Exercise
Lines of the data that contain the word "Filter" are the ones to copy.

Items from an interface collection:

◇ ◇ ◇ ◇

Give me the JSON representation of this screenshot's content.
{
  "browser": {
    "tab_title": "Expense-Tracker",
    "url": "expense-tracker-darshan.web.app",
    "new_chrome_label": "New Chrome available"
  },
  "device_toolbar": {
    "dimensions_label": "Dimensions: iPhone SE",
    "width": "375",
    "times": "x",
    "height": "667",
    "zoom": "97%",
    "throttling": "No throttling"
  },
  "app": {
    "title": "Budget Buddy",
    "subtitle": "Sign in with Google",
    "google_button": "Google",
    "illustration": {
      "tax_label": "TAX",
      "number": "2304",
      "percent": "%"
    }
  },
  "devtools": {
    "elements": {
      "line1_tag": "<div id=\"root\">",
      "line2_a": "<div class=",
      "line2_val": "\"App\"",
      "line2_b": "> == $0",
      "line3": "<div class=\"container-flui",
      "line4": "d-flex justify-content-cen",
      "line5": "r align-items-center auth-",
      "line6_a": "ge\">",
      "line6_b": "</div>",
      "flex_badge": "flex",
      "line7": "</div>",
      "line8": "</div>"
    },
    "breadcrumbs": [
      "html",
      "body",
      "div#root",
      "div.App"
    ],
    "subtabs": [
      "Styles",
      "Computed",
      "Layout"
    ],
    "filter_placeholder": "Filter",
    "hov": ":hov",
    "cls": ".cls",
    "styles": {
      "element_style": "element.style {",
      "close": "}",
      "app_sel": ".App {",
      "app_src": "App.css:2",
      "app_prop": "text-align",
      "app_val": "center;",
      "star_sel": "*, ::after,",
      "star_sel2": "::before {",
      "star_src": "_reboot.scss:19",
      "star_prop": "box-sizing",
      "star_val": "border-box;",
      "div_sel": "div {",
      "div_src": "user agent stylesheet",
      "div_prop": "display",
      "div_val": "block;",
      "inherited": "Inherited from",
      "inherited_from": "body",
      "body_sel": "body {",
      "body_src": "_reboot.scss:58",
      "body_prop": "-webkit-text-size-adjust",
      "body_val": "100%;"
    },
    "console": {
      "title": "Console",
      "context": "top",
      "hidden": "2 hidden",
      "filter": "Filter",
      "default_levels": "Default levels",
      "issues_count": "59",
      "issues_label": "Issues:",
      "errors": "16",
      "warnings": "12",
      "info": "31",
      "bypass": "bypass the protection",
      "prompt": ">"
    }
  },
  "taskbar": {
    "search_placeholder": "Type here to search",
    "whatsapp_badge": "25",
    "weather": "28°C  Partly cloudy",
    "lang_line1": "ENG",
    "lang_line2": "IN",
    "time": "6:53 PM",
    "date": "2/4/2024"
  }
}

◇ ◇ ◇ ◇

Response to the task
    "filter_placeholder": "Filter",
      "filter": "Filter",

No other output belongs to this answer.